Task requirements: From the data that follows, report how many lines hold the string "tarafından", giving only the number.

[Interface dataset entries]

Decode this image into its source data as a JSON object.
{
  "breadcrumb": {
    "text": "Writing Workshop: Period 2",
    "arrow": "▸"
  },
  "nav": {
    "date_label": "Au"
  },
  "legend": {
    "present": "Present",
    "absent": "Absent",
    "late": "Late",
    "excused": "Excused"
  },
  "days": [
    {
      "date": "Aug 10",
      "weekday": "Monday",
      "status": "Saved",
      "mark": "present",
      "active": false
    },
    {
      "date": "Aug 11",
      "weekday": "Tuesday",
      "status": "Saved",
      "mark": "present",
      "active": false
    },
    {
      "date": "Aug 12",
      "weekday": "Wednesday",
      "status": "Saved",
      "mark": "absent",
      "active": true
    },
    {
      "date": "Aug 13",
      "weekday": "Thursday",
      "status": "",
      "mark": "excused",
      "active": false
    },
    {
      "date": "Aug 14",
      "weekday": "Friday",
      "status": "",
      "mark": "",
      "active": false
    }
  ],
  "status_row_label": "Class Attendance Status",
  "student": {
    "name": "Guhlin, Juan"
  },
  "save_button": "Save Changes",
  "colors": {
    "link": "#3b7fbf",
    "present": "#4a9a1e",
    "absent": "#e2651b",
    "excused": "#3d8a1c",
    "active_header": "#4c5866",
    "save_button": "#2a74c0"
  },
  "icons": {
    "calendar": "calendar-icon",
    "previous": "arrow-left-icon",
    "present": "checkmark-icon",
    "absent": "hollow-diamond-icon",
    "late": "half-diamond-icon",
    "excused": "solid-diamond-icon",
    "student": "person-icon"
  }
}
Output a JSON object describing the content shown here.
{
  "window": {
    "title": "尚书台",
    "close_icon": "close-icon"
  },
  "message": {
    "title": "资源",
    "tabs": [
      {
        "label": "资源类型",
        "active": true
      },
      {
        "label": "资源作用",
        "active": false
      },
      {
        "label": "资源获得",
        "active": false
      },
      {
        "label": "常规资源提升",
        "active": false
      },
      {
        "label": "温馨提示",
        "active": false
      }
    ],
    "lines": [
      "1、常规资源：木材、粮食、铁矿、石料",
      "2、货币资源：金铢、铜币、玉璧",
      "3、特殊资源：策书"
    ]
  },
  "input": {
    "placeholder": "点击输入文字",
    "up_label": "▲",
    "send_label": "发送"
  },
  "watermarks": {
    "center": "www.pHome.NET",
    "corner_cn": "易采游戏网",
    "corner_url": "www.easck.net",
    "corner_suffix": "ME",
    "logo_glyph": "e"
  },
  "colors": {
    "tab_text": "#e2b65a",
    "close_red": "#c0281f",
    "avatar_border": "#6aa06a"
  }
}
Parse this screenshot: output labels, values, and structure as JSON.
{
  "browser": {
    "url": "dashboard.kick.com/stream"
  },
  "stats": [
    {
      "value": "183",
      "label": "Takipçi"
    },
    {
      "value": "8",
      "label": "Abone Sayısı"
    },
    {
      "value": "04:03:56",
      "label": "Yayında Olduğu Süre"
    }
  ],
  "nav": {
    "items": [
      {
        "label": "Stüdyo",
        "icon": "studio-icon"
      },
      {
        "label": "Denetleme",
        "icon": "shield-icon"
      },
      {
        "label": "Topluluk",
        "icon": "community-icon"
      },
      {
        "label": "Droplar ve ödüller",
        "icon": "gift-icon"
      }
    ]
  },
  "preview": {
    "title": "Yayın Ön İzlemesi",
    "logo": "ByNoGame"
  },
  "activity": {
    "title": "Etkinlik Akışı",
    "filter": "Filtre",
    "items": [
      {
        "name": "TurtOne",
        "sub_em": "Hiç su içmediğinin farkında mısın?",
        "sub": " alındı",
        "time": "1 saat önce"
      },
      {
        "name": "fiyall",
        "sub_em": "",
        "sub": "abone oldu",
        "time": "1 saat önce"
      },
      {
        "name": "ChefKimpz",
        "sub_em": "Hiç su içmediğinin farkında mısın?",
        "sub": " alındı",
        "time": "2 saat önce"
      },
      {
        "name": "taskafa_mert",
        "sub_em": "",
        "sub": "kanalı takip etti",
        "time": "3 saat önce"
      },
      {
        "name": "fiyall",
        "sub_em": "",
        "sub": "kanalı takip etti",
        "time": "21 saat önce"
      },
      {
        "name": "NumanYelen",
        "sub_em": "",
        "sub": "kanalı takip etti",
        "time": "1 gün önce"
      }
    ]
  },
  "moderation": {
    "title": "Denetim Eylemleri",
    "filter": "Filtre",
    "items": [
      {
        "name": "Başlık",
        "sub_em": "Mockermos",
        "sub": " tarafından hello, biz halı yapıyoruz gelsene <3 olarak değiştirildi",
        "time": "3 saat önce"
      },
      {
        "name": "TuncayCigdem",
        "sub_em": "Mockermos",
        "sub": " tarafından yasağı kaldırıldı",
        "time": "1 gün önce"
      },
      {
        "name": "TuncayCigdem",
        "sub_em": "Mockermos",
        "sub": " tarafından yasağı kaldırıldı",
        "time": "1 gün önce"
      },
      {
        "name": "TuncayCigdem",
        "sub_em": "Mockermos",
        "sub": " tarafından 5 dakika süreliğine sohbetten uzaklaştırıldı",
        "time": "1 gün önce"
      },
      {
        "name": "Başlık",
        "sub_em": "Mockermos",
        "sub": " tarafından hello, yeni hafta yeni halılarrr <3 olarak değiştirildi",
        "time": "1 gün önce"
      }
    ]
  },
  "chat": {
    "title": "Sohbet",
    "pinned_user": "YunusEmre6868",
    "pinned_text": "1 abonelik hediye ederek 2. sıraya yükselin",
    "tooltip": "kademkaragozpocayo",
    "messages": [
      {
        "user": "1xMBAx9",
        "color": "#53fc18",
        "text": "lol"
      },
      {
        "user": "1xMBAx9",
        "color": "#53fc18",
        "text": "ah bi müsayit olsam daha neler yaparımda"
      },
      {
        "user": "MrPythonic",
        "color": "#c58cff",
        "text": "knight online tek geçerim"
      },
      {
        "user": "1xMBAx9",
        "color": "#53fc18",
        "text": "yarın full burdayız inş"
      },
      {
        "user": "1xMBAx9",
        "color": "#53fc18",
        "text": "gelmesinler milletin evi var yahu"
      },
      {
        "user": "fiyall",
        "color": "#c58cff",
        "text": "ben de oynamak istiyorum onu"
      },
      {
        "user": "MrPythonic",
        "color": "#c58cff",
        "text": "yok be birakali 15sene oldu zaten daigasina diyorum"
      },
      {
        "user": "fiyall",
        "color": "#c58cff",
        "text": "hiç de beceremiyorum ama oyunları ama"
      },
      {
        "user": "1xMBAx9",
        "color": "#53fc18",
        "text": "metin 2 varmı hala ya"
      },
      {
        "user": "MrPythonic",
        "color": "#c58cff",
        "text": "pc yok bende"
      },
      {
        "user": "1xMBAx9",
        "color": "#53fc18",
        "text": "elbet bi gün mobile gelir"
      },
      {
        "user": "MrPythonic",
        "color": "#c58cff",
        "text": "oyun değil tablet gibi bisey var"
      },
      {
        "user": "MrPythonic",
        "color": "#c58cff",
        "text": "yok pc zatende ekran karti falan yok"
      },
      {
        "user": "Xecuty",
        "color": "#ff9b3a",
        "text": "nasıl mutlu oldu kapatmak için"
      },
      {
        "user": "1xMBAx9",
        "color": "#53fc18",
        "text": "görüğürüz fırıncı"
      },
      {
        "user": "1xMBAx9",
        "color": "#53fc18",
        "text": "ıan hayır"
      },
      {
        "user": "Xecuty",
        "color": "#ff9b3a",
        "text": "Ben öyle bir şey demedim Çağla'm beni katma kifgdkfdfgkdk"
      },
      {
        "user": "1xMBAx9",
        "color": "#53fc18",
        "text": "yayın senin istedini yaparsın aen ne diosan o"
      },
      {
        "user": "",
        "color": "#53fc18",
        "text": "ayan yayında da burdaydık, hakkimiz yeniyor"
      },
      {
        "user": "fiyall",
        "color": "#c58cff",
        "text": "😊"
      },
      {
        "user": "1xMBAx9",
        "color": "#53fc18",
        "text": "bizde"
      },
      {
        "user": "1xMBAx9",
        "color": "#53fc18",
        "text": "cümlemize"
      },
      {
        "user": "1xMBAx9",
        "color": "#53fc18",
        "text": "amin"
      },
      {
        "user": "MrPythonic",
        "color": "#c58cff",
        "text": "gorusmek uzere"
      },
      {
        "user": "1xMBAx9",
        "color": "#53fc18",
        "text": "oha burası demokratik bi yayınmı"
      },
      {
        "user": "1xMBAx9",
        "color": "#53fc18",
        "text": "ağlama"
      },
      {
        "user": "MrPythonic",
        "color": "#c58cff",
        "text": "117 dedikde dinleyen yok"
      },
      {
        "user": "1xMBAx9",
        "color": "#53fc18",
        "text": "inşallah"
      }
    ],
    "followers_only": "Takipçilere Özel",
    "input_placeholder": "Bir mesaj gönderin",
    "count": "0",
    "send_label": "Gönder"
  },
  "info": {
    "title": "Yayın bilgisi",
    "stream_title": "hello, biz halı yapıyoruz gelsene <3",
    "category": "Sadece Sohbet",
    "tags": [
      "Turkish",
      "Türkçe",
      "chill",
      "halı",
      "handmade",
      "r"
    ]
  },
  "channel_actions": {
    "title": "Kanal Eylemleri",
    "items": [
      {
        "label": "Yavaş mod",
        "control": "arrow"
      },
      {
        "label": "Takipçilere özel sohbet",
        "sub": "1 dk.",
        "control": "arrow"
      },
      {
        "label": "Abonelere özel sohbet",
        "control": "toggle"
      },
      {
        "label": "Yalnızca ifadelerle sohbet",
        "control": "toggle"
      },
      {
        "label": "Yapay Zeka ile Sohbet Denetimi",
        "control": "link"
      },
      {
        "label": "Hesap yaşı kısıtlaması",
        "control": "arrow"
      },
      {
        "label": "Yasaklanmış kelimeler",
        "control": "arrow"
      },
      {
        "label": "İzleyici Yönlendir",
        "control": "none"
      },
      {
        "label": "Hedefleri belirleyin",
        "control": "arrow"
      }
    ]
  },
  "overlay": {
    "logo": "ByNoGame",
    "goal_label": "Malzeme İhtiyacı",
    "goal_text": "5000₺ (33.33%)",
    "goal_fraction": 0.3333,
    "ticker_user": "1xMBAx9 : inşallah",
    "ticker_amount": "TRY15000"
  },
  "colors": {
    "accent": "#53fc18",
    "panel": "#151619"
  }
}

Response below: 5